I think home-carers have to be one of the most under-rated group of people, those who care for elderly relatives 24/7. It's terribly hard and a strain on every aspect of your own lives. Living without care for yourself and your own needs is far beyond what most people can fathom and the level of unconditional love required wouldn't be possible for some. It's true that parents are there for us when we are children (hopefully anyhow) and the feeling that we must reciprocate when they are elderly and helpless is only natural. I do agree with Johnny that a degree of selfishness is required for your own sanity and well-being. Most countries in the "civilized" world have some kind of help and support available through the State - at least to give a little respite care or some daily help. We each have a right to a life and happiness - our elderly people should not prevent us from living ours - no matter how much our sense of duty haunts us. I also believe that the love and concern flows in both directions - the old folks should understand the right of their offspring to live their lives too and be willing to accept care from others now and again to give them a much needed break. A little tough love might well be necessary, as hard as this might be ...
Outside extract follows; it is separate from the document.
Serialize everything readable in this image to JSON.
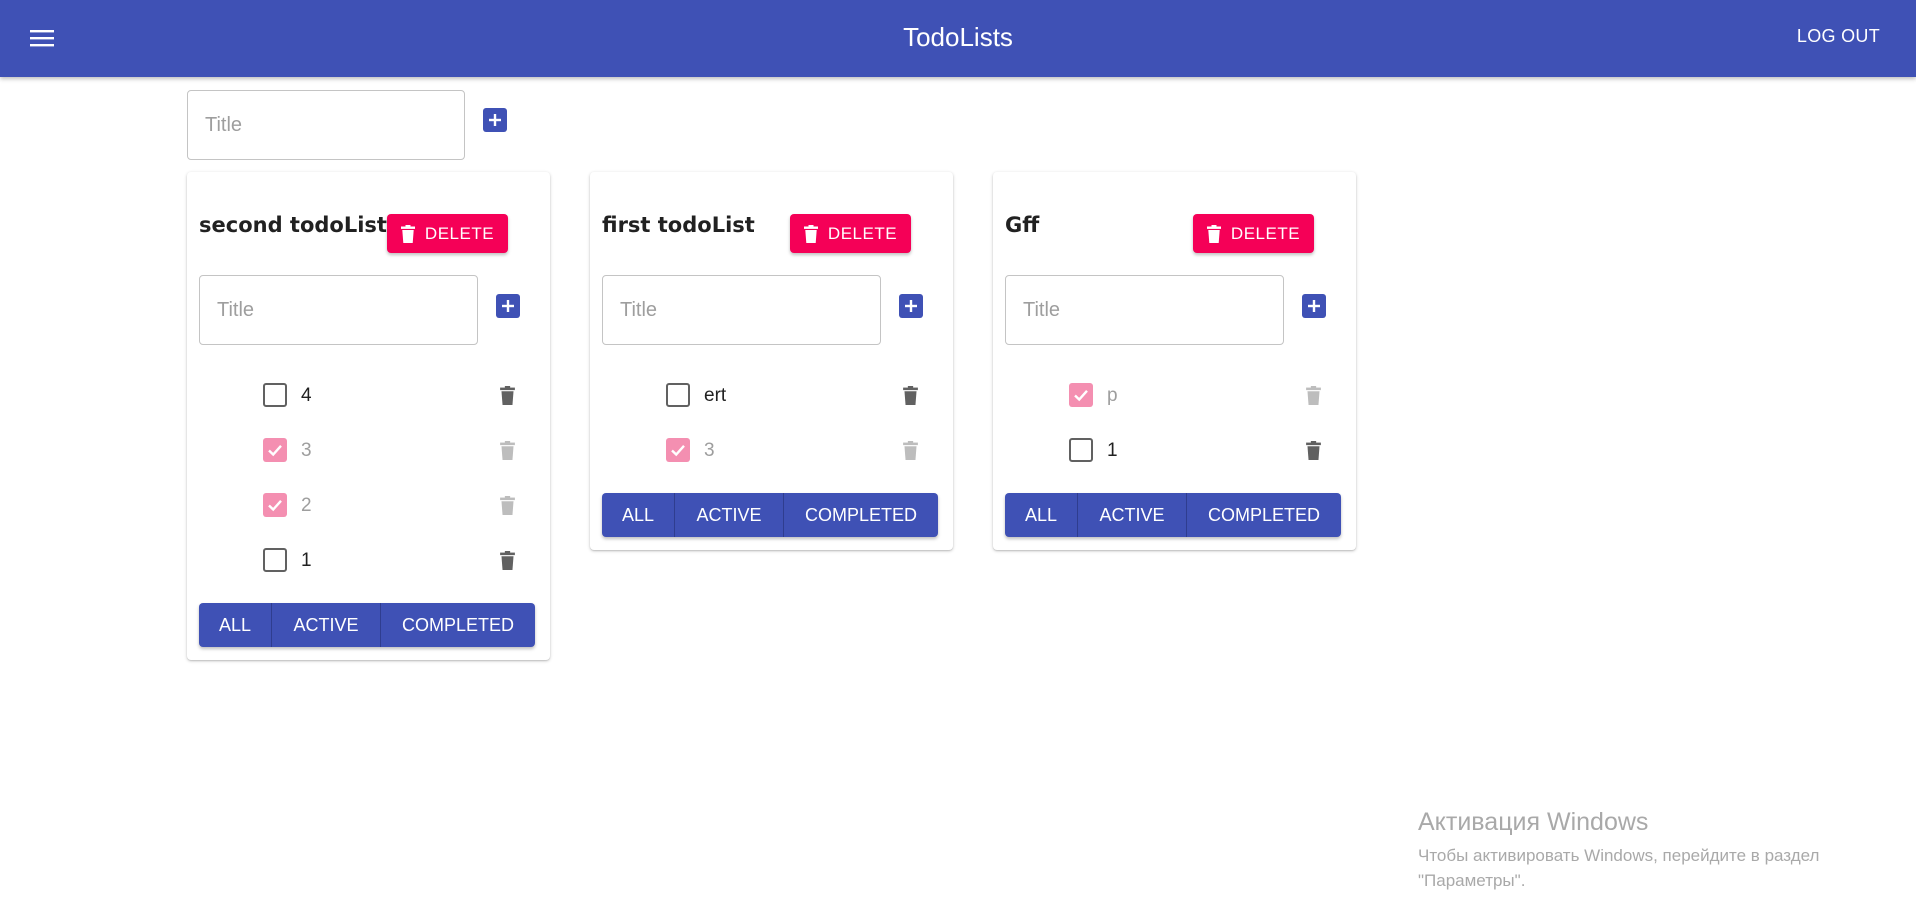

You're lucky you have a sibling to share the burden. I don't. Its just me. I am on call 24/7. I couldn't just let him (my father) sit in his waste and not do something. I can't bare to watch him sit in a chair trying to sleep because he doesn't have the energy or strength to walk 2 feet and climb into bed. I can't let him lie on the floor in a weird position because he fell once again, I have to find a way to lift him to his feet, even if it pulls a muscle in my back. I guess you have more strength and control than I. All I can think of is when I was a child and I was sick, he was there for me. The least I can do is be there for him. Yes, his illness has lasted longer than any of mine, yet if I were in his shoes I'd want the same care. True I'd probably be more accommodating than he is, he can be demanding and impatient. That's the struggle I have to deal with. Thanks for listening and writing your story. It is believe it or not, helpful.